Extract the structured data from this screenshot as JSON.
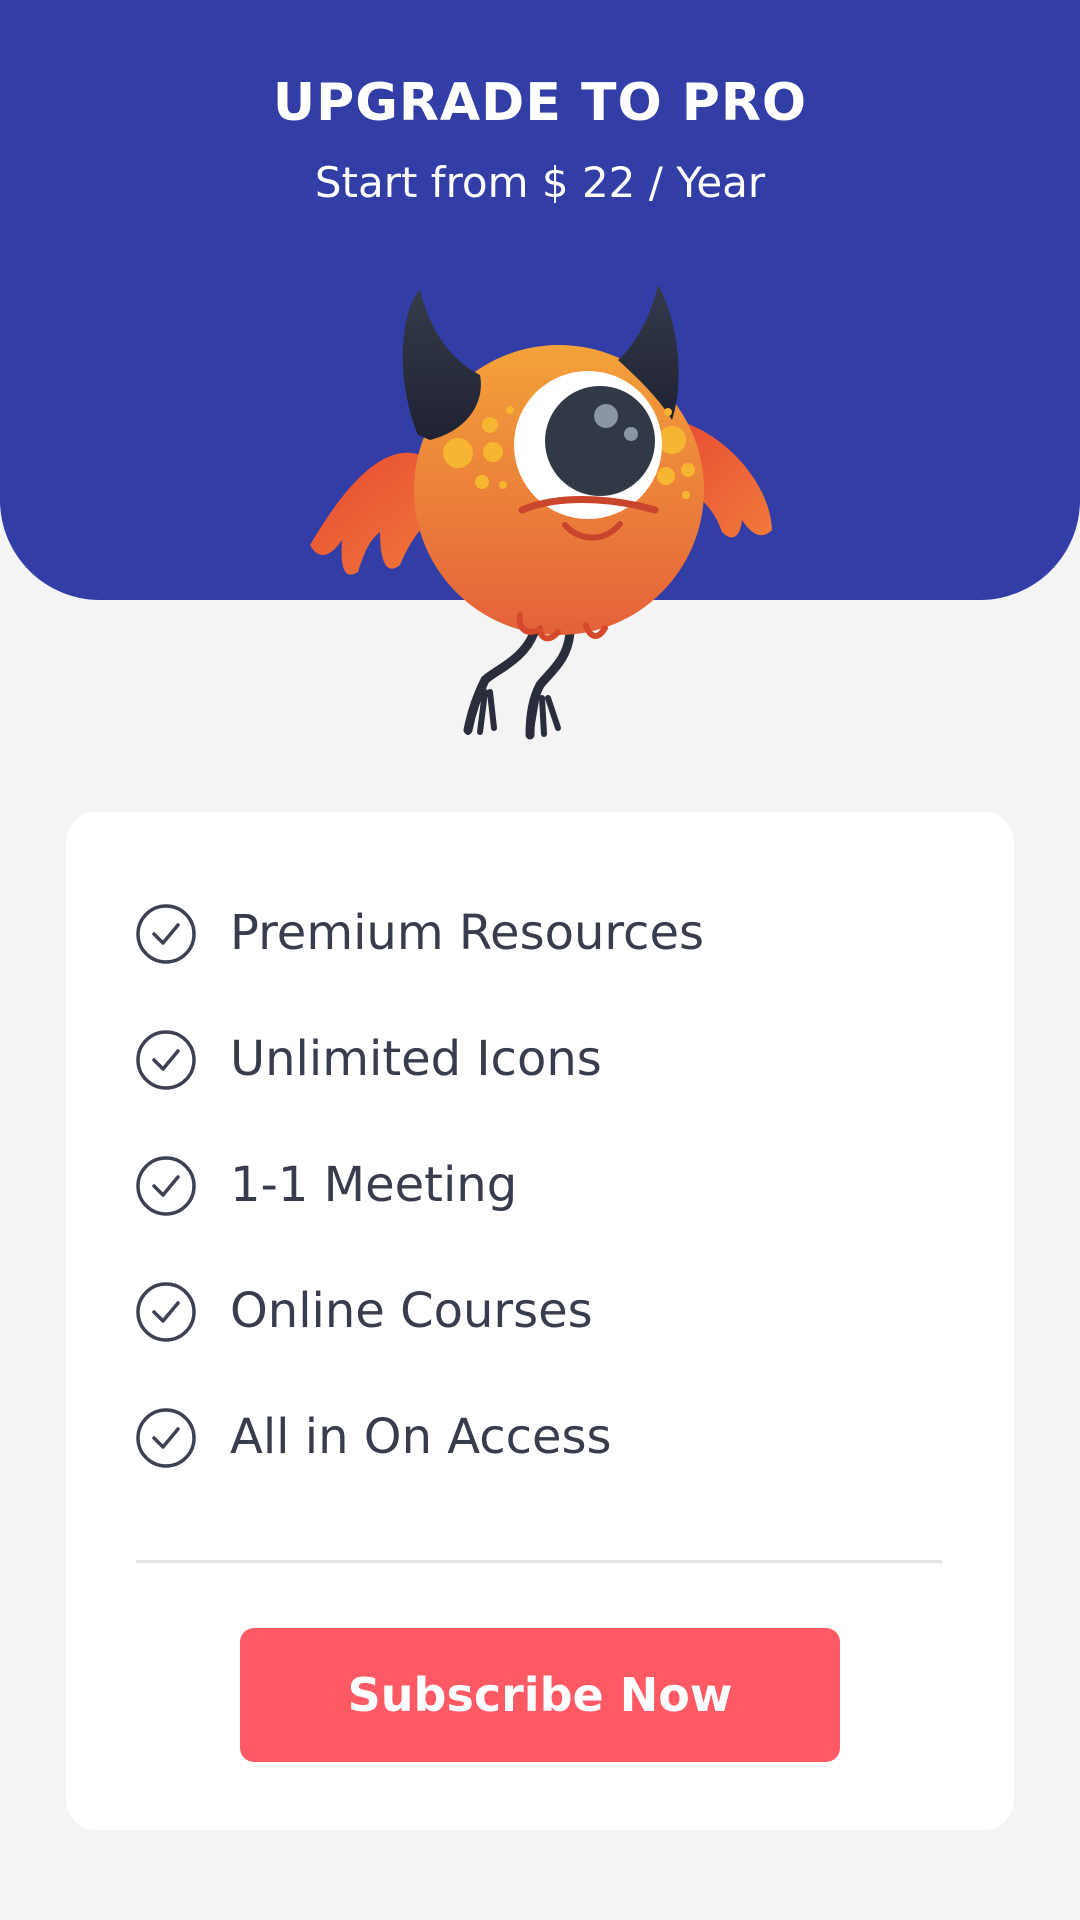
{
  "header": {
    "title": "UPGRADE TO PRO",
    "subtitle": "Start from $ 22 / Year"
  },
  "mascot": {
    "icon": "one-eyed-monster-icon"
  },
  "features": {
    "icon": "check-circle-icon",
    "items": [
      {
        "label": "Premium Resources"
      },
      {
        "label": "Unlimited Icons"
      },
      {
        "label": "1-1 Meeting"
      },
      {
        "label": "Online Courses"
      },
      {
        "label": "All in On Access"
      }
    ]
  },
  "cta": {
    "label": "Subscribe Now"
  },
  "colors": {
    "brand": "#323da6",
    "accent": "#ff5a64",
    "background": "#f4f4f4",
    "text": "#393c4d"
  }
}
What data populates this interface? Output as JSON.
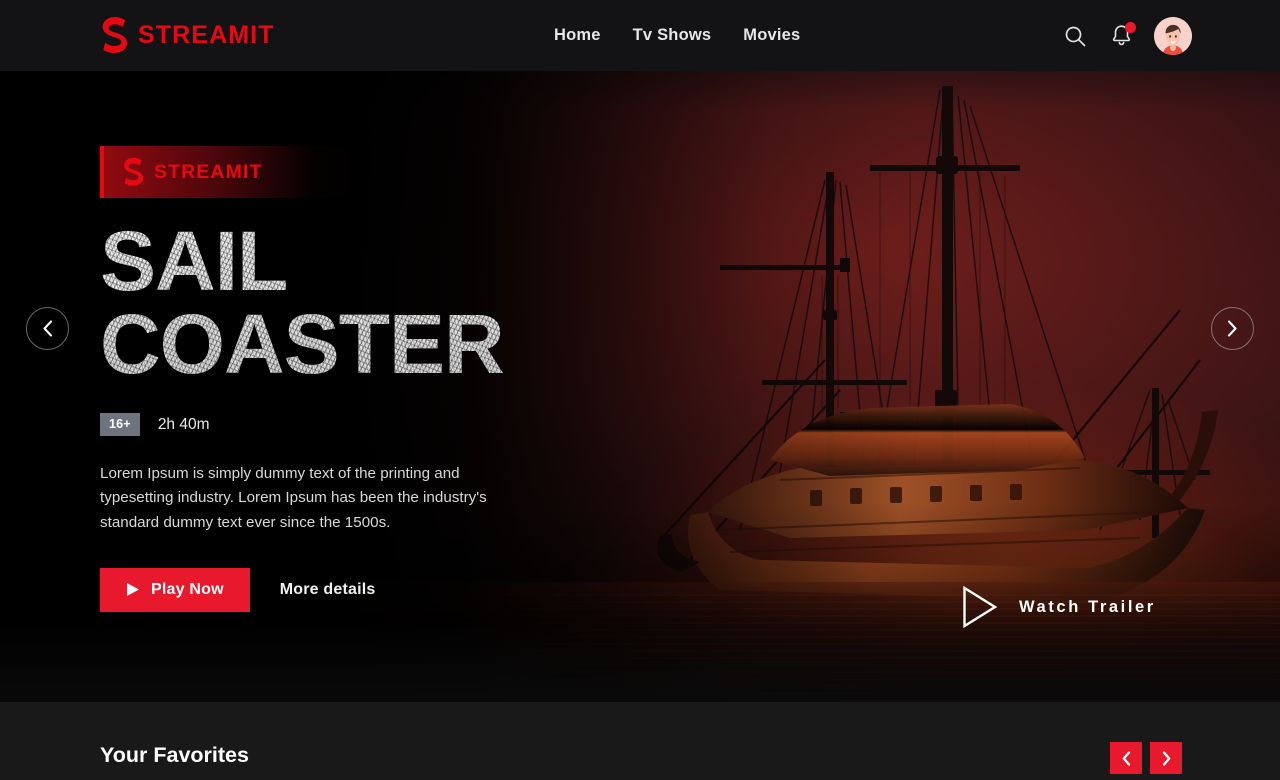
{
  "header": {
    "brand": {
      "name": "STREAMIT",
      "mark_icon": "streamit-s-logo-icon",
      "color": "#e50914"
    },
    "nav": [
      {
        "label": "Home",
        "name": "home"
      },
      {
        "label": "Tv Shows",
        "name": "tv-shows"
      },
      {
        "label": "Movies",
        "name": "movies"
      }
    ],
    "actions": {
      "search_icon": "search-icon",
      "notifications_icon": "bell-icon",
      "notification_dot": true,
      "avatar_icon": "user-avatar"
    }
  },
  "hero": {
    "badge": {
      "mark_icon": "streamit-s-logo-icon",
      "label": "STREAMIT"
    },
    "title_line1": "SAIL",
    "title_line2": "COASTER",
    "rating": "16+",
    "duration": "2h 40m",
    "description": "Lorem Ipsum is simply dummy text of the printing and typesetting industry. Lorem Ipsum has been the industry's standard dummy text ever since the 1500s.",
    "play_label": "Play Now",
    "play_icon": "play-triangle-icon",
    "more_label": "More details",
    "trailer_label": "Watch Trailer",
    "trailer_icon": "play-outline-icon",
    "prev_icon": "chevron-left-icon",
    "next_icon": "chevron-right-icon",
    "background_alt": "tall sailing ship at dusk with red sky"
  },
  "favorites": {
    "title": "Your Favorites",
    "prev_icon": "chevron-left-icon",
    "next_icon": "chevron-right-icon"
  },
  "colors": {
    "accent": "#e50914",
    "accent_button": "#e8192c",
    "header_bg": "#131316",
    "section_bg": "#191919",
    "rating_bg": "#6e737d"
  }
}
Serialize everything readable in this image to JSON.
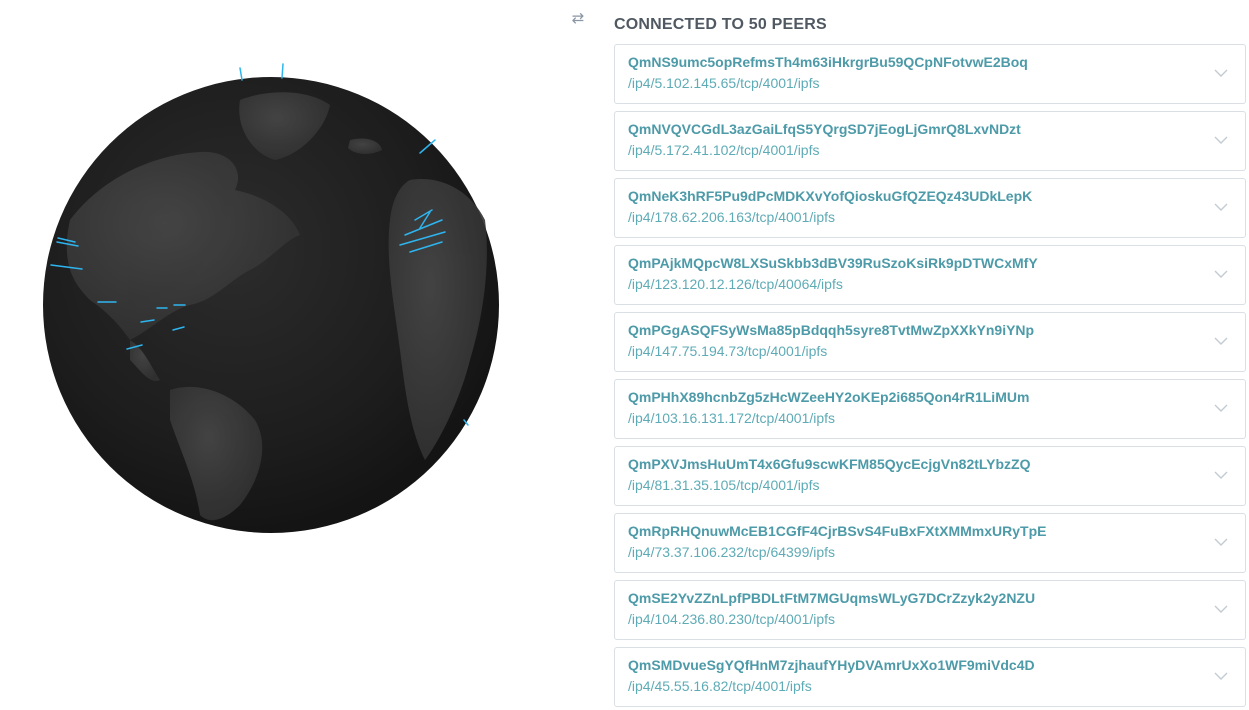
{
  "header": {
    "swap_icon": "exchange-arrows-icon",
    "title": "CONNECTED TO 50 PEERS"
  },
  "globe": {
    "description_icon": "globe-icon",
    "connection_color": "#2eb5f0",
    "globe_color": "#1f1f1f"
  },
  "colors": {
    "peer_id": "#4d9aa8",
    "peer_address": "#5eabb6",
    "title": "#505862",
    "border": "#d9dfe4"
  },
  "peers": [
    {
      "id": "QmNS9umc5opRefmsTh4m63iHkrgrBu59QCpNFotvwE2Boq",
      "address": "/ip4/5.102.145.65/tcp/4001/ipfs"
    },
    {
      "id": "QmNVQVCGdL3azGaiLfqS5YQrgSD7jEogLjGmrQ8LxvNDzt",
      "address": "/ip4/5.172.41.102/tcp/4001/ipfs"
    },
    {
      "id": "QmNeK3hRF5Pu9dPcMDKXvYofQioskuGfQZEQz43UDkLepK",
      "address": "/ip4/178.62.206.163/tcp/4001/ipfs"
    },
    {
      "id": "QmPAjkMQpcW8LXSuSkbb3dBV39RuSzoKsiRk9pDTWCxMfY",
      "address": "/ip4/123.120.12.126/tcp/40064/ipfs"
    },
    {
      "id": "QmPGgASQFSyWsMa85pBdqqh5syre8TvtMwZpXXkYn9iYNp",
      "address": "/ip4/147.75.194.73/tcp/4001/ipfs"
    },
    {
      "id": "QmPHhX89hcnbZg5zHcWZeeHY2oKEp2i685Qon4rR1LiMUm",
      "address": "/ip4/103.16.131.172/tcp/4001/ipfs"
    },
    {
      "id": "QmPXVJmsHuUmT4x6Gfu9scwKFM85QycEcjgVn82tLYbzZQ",
      "address": "/ip4/81.31.35.105/tcp/4001/ipfs"
    },
    {
      "id": "QmRpRHQnuwMcEB1CGfF4CjrBSvS4FuBxFXtXMMmxURyTpE",
      "address": "/ip4/73.37.106.232/tcp/64399/ipfs"
    },
    {
      "id": "QmSE2YvZZnLpfPBDLtFtM7MGUqmsWLyG7DCrZzyk2y2NZU",
      "address": "/ip4/104.236.80.230/tcp/4001/ipfs"
    },
    {
      "id": "QmSMDvueSgYQfHnM7zjhaufYHyDVAmrUxXo1WF9miVdc4D",
      "address": "/ip4/45.55.16.82/tcp/4001/ipfs"
    }
  ]
}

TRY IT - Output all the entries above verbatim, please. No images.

ANSWER TO THE PROBLEM -
Extract the structured data from this screenshot as JSON.
{
  "header": {
    "title": "UPGRADE TO PRO",
    "subtitle": "Start from $ 22 / Year"
  },
  "mascot": {
    "icon": "one-eyed-monster-icon"
  },
  "features": {
    "icon": "check-circle-icon",
    "items": [
      {
        "label": "Premium Resources"
      },
      {
        "label": "Unlimited Icons"
      },
      {
        "label": "1-1 Meeting"
      },
      {
        "label": "Online Courses"
      },
      {
        "label": "All in On Access"
      }
    ]
  },
  "cta": {
    "label": "Subscribe Now"
  },
  "colors": {
    "brand": "#323da6",
    "accent": "#ff5a64",
    "background": "#f4f4f4",
    "text": "#393c4d"
  }
}
What data populates this interface? Output as JSON.
{
  "header": {
    "brand": {
      "name": "STREAMIT",
      "mark_icon": "streamit-s-logo-icon",
      "color": "#e50914"
    },
    "nav": [
      {
        "label": "Home",
        "name": "home"
      },
      {
        "label": "Tv Shows",
        "name": "tv-shows"
      },
      {
        "label": "Movies",
        "name": "movies"
      }
    ],
    "actions": {
      "search_icon": "search-icon",
      "notifications_icon": "bell-icon",
      "notification_dot": true,
      "avatar_icon": "user-avatar"
    }
  },
  "hero": {
    "badge": {
      "mark_icon": "streamit-s-logo-icon",
      "label": "STREAMIT"
    },
    "title_line1": "SAIL",
    "title_line2": "COASTER",
    "rating": "16+",
    "duration": "2h 40m",
    "description": "Lorem Ipsum is simply dummy text of the printing and typesetting industry. Lorem Ipsum has been the industry's standard dummy text ever since the 1500s.",
    "play_label": "Play Now",
    "play_icon": "play-triangle-icon",
    "more_label": "More details",
    "trailer_label": "Watch Trailer",
    "trailer_icon": "play-outline-icon",
    "prev_icon": "chevron-left-icon",
    "next_icon": "chevron-right-icon",
    "background_alt": "tall sailing ship at dusk with red sky"
  },
  "favorites": {
    "title": "Your Favorites",
    "prev_icon": "chevron-left-icon",
    "next_icon": "chevron-right-icon"
  },
  "colors": {
    "accent": "#e50914",
    "accent_button": "#e8192c",
    "header_bg": "#131316",
    "section_bg": "#191919",
    "rating_bg": "#6e737d"
  }
}
Serialize everything readable in this image to JSON.
{
  "header": {
    "swap_icon": "exchange-arrows-icon",
    "title": "CONNECTED TO 50 PEERS"
  },
  "globe": {
    "description_icon": "globe-icon",
    "connection_color": "#2eb5f0",
    "globe_color": "#1f1f1f"
  },
  "colors": {
    "peer_id": "#4d9aa8",
    "peer_address": "#5eabb6",
    "title": "#505862",
    "border": "#d9dfe4"
  },
  "peers": [
    {
      "id": "QmNS9umc5opRefmsTh4m63iHkrgrBu59QCpNFotvwE2Boq",
      "address": "/ip4/5.102.145.65/tcp/4001/ipfs"
    },
    {
      "id": "QmNVQVCGdL3azGaiLfqS5YQrgSD7jEogLjGmrQ8LxvNDzt",
      "address": "/ip4/5.172.41.102/tcp/4001/ipfs"
    },
    {
      "id": "QmNeK3hRF5Pu9dPcMDKXvYofQioskuGfQZEQz43UDkLepK",
      "address": "/ip4/178.62.206.163/tcp/4001/ipfs"
    },
    {
      "id": "QmPAjkMQpcW8LXSuSkbb3dBV39RuSzoKsiRk9pDTWCxMfY",
      "address": "/ip4/123.120.12.126/tcp/40064/ipfs"
    },
    {
      "id": "QmPGgASQFSyWsMa85pBdqqh5syre8TvtMwZpXXkYn9iYNp",
      "address": "/ip4/147.75.194.73/tcp/4001/ipfs"
    },
    {
      "id": "QmPHhX89hcnbZg5zHcWZeeHY2oKEp2i685Qon4rR1LiMUm",
      "address": "/ip4/103.16.131.172/tcp/4001/ipfs"
    },
    {
      "id": "QmPXVJmsHuUmT4x6Gfu9scwKFM85QycEcjgVn82tLYbzZQ",
      "address": "/ip4/81.31.35.105/tcp/4001/ipfs"
    },
    {
      "id": "QmRpRHQnuwMcEB1CGfF4CjrBSvS4FuBxFXtXMMmxURyTpE",
      "address": "/ip4/73.37.106.232/tcp/64399/ipfs"
    },
    {
      "id": "QmSE2YvZZnLpfPBDLtFtM7MGUqmsWLyG7DCrZzyk2y2NZU",
      "address": "/ip4/104.236.80.230/tcp/4001/ipfs"
    },
    {
      "id": "QmSMDvueSgYQfHnM7zjhaufYHyDVAmrUxXo1WF9miVdc4D",
      "address": "/ip4/45.55.16.82/tcp/4001/ipfs"
    }
  ]
}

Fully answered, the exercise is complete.